What is Epistrophe? (Transcript)
By Ray Malewitz
On November 19, 1863, President Abraham Lincoln concluded his Gettysburg Address by resolving that “a government of the people, for the people, [and] by the people, shall not perish from this earth.”
128 years later, the singer Kurt Cobain would use the same rhetorical device in the famous Nirvana song “Lithium.” As he struggles with depression in the wake of his girlfriend’s death, Cobain’s speaker sings “I like it, I'm not gonna crack / I miss you, I'm not gonna crack / I love you, I'm not gonna crack / I killed you, I'm not gonna crack.”
The repetition of words in Lincoln’s address and Cobain’s song are examples of a literary device called “epistrophe.” Derived from the ancient Greek word meaning “turning back upon,” epistrophe is the repetition of phrases or words in a set of clauses, sentences, or poetic lines.

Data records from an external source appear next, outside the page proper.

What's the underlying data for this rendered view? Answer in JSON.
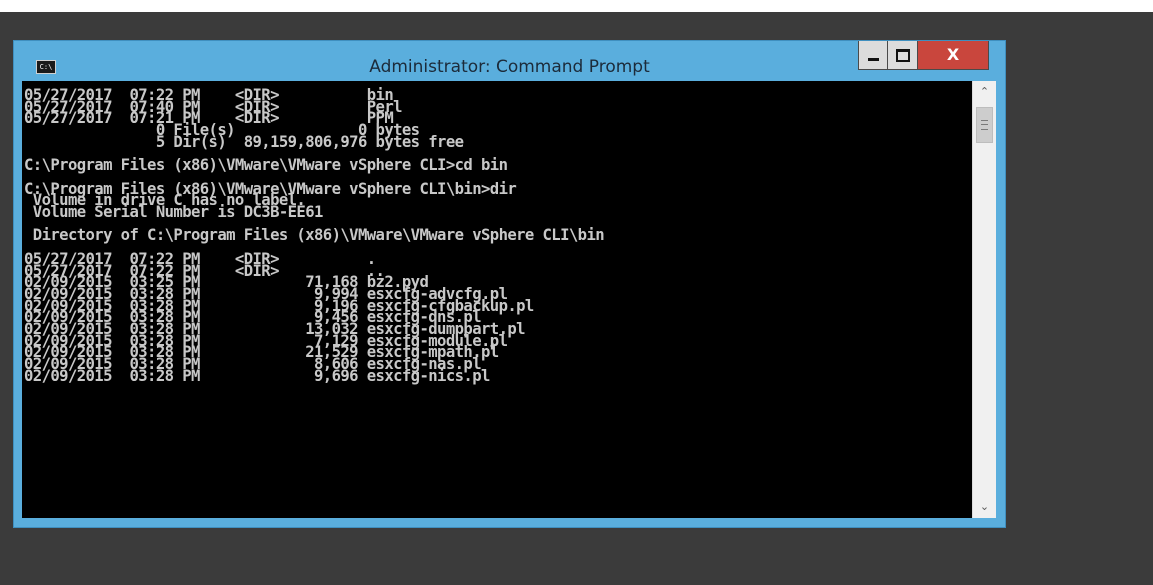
{
  "window": {
    "title": "Administrator: Command Prompt",
    "icon_label": "C:\\",
    "minimize_label": "",
    "maximize_label": "",
    "close_label": "X"
  },
  "console": {
    "lines": [
      "05/27/2017  07:22 PM    <DIR>          bin",
      "05/27/2017  07:40 PM    <DIR>          Perl",
      "05/27/2017  07:21 PM    <DIR>          PPM",
      "               0 File(s)              0 bytes",
      "               5 Dir(s)  89,159,806,976 bytes free",
      "",
      "C:\\Program Files (x86)\\VMware\\VMware vSphere CLI>cd bin",
      "",
      "C:\\Program Files (x86)\\VMware\\VMware vSphere CLI\\bin>dir",
      " Volume in drive C has no label.",
      " Volume Serial Number is DC3B-EE61",
      "",
      " Directory of C:\\Program Files (x86)\\VMware\\VMware vSphere CLI\\bin",
      "",
      "05/27/2017  07:22 PM    <DIR>          .",
      "05/27/2017  07:22 PM    <DIR>          ..",
      "02/09/2015  03:25 PM            71,168 bz2.pyd",
      "02/09/2015  03:28 PM             9,994 esxcfg-advcfg.pl",
      "02/09/2015  03:28 PM             9,196 esxcfg-cfgbackup.pl",
      "02/09/2015  03:28 PM             9,456 esxcfg-dns.pl",
      "02/09/2015  03:28 PM            13,032 esxcfg-dumppart.pl",
      "02/09/2015  03:28 PM             7,129 esxcfg-module.pl",
      "02/09/2015  03:28 PM            21,529 esxcfg-mpath.pl",
      "02/09/2015  03:28 PM             8,606 esxcfg-nas.pl",
      "02/09/2015  03:28 PM             9,696 esxcfg-nics.pl"
    ]
  },
  "icons": {
    "app": "command-prompt-icon",
    "minimize": "minimize-icon",
    "maximize": "maximize-icon",
    "close": "close-icon",
    "scroll_up": "chevron-up-icon",
    "scroll_down": "chevron-down-icon"
  },
  "colors": {
    "frame": "#5aaedd",
    "close_button": "#c9463d",
    "console_bg": "#000000",
    "console_text": "#c8c8c8"
  }
}
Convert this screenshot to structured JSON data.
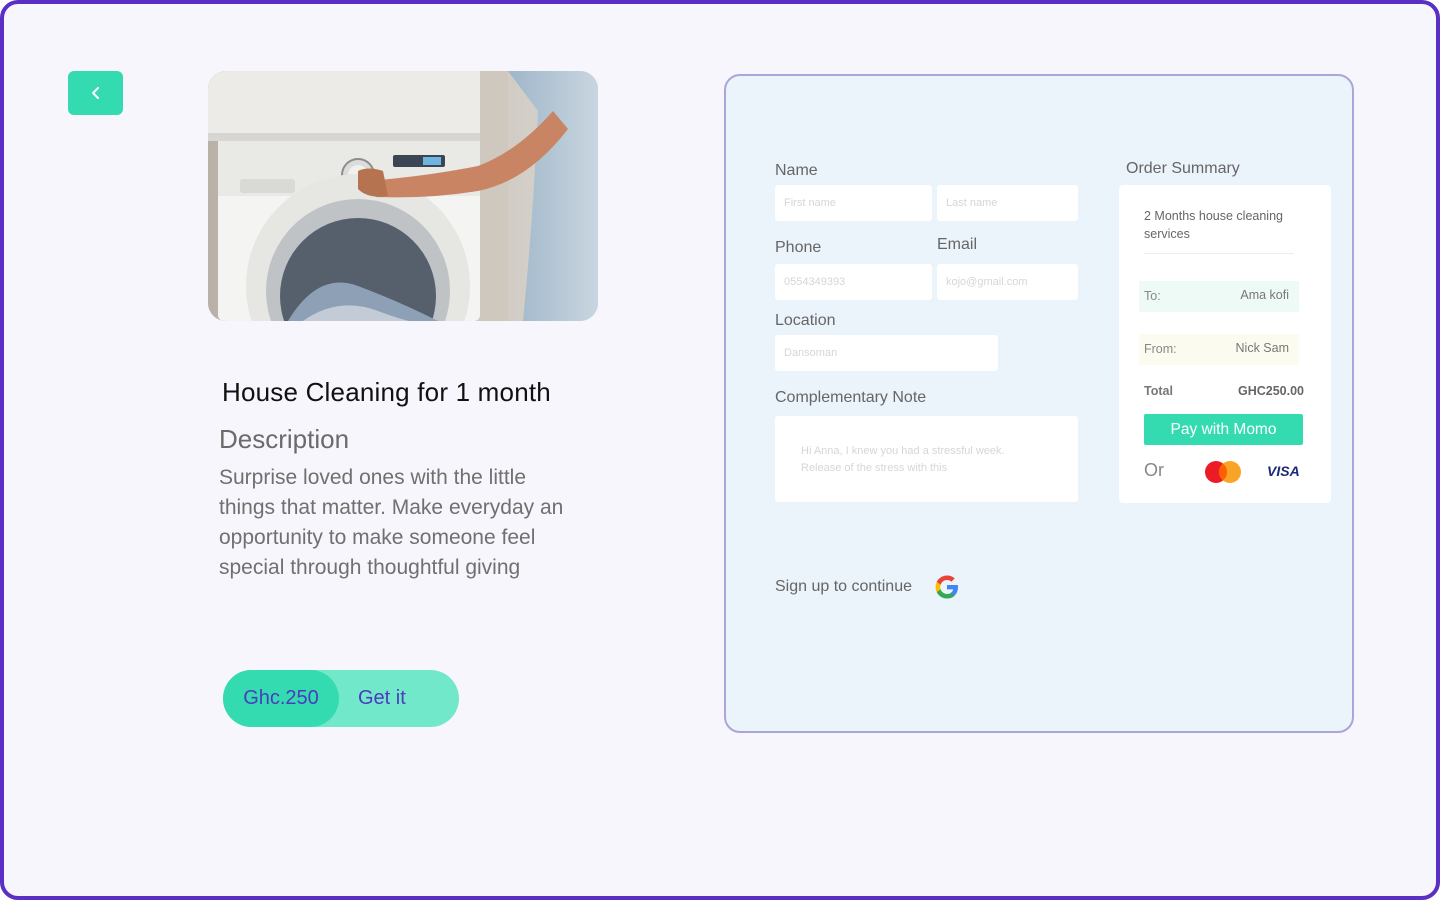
{
  "nav": {
    "back_icon": "chevron-left-icon"
  },
  "product": {
    "image_alt": "Person operating a washing machine",
    "title": "House Cleaning for 1 month",
    "description_heading": "Description",
    "description": "Surprise loved ones with the little things that matter. Make everyday an opportunity to make someone feel special through thoughtful giving",
    "price": "Ghc.250",
    "cta_label": "Get it"
  },
  "form": {
    "name_label": "Name",
    "first_name_placeholder": "First name",
    "last_name_placeholder": "Last name",
    "phone_label": "Phone",
    "phone_placeholder": "0554349393",
    "email_label": "Email",
    "email_placeholder": "kojo@gmail.com",
    "location_label": "Location",
    "location_placeholder": "Dansoman",
    "note_label": "Complementary Note",
    "note_line1": "Hi Anna, I knew you had a stressful week.",
    "note_line2": "Release of the stress with this",
    "signup_label": "Sign up to continue"
  },
  "summary": {
    "heading": "Order Summary",
    "service": "2 Months house cleaning services",
    "to_label": "To:",
    "to_value": "Ama kofi",
    "from_label": "From:",
    "from_value": "Nick Sam",
    "total_label": "Total",
    "total_value": "GHC250.00",
    "pay_button": "Pay with Momo",
    "or_label": "Or",
    "visa_label": "VISA"
  },
  "colors": {
    "accent": "#35dbb0",
    "accent_light": "#72e8ca",
    "brand_purple": "#4b3bbf",
    "frame_border": "#5a2fc4",
    "panel_bg": "#ebf3fb"
  }
}
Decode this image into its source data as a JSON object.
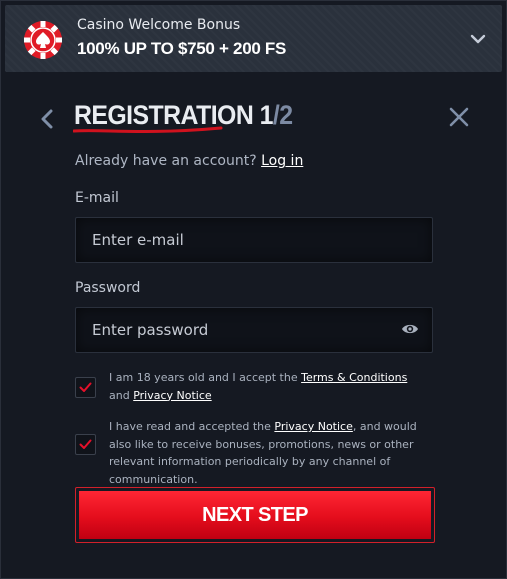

In contrast to the related term anaphora, epistrophe (or epiphora, as it is sometimes called) occurs at the end (rather than the beginning) of these lines or phrases. While this distinction may seem minor, the Greek philosopher Plato builds this end positioning into his theory of the self, which he also calls epistrophe. As you may recall from Plato’s famous allegory of the cave, people seeking enlightenment must turn away from the world outside ourselves. In leaving that false world behind, we “turn back to” our independent, logical selves to find truth.
Epistrophe is thus as much a philosophy as it is a rhetorical or literary device. Artists probably do not have this origin in mind when they use epistrophe, but—and here’s where things gets strange--the effect of epistrophe in a song or a speech is often surprisingly similar to what Plato has in mind in his philosophy. In Lincoln’s speech, for example, the President asks Americans to believe that the terrible losses of the American Civil War will give way to a renewed democratic union (of the people, for the people, by the people). In a similar way, in Cobain’s song, the speaker remembers the loss of his lover when he sings “I love you” but resolves that he will not give way to despair (“I’m not gonna crack”).
Robert Burns’ 1795 poem “A Man’s a Man for A’ That” offers one final example of epistrophe that matches this earlier model. Within the poem, which is written in Scottish dialect, the poet’s repetitive, epistrophic phrases “an a’ that” and “for a’ that” initially emphasize the false world of wealth and power that must be turned away from in favor of Enlightenment ideals.
This idea is on full display in the third stanza of the poem, in which the speaker observes a wealthy aristocrat (what he calls a birkie or a coof) who fancies himself superior to his fellow Scotsmen. Burns employs the literary device “epistrophe” here to enact the “turning away” from such sentiments:
Ye see yon birkie, ca'd a lord,
Wha struts, an' stares, an' a' that;
Tho' hundreds worship at his word,
He's but a coof for a' that:
For a' that, an' a' that,
His ribband, star, an' a' that:
The man o' independent mind
He looks an' laughs at a' that.
As Plato predicts, this turning away from the false and empty values of the outer world leads the speaker to turn inward to discover an enlightened self. In the process, the initial meaning of “a’ that” begins to change to Burns’ vision of a rational, democratic society in the final epistrophic stanza:
Then let us pray that come it may,
(As come it will for a' that,)
That Sense and Worth, o'er a' the earth,
Shall bear the gree, an' a' that.
For a' that, an' a' that,
It's comin' yet for a' that,
That Man to Man, the world o'er,
Shall brothers be for a' that.
Like Lincoln’s celebration of the people and Cobain’s refusal to crack, Burns’ “an’ a’ that” therefore comes to symbolize the value that each speaker invests in themselves and their communities. Their shared use of epistrophe reinforces this idea, lending rhetorical weight to each speaker’s vision for a future world beyond their troubled present.
So what should you, as a reader, do, when you encounter the literary device epistrophe as you listen to your favorite songs or read a new poem? While epistrophe will not always match the ideas outlined in this video, it is important to think about is what is being emphasized through epistrophic repetition—what contrasts a repeated phrase establishes in the poem or song, and what themes or ideas are being celebrated. Doing so will enable you to not only identify this important literary device but also to interpret its meaning in the literature and music you love.
Further Resources for Teachers
Popular music of the present offers countless examples of epistrophe that students might interpret through this Platonic model. In addition, as mentioned in the video, Barack Obama's 2008 "Yes We Can" speech may be suitable for analysis of epistrophe and its effects.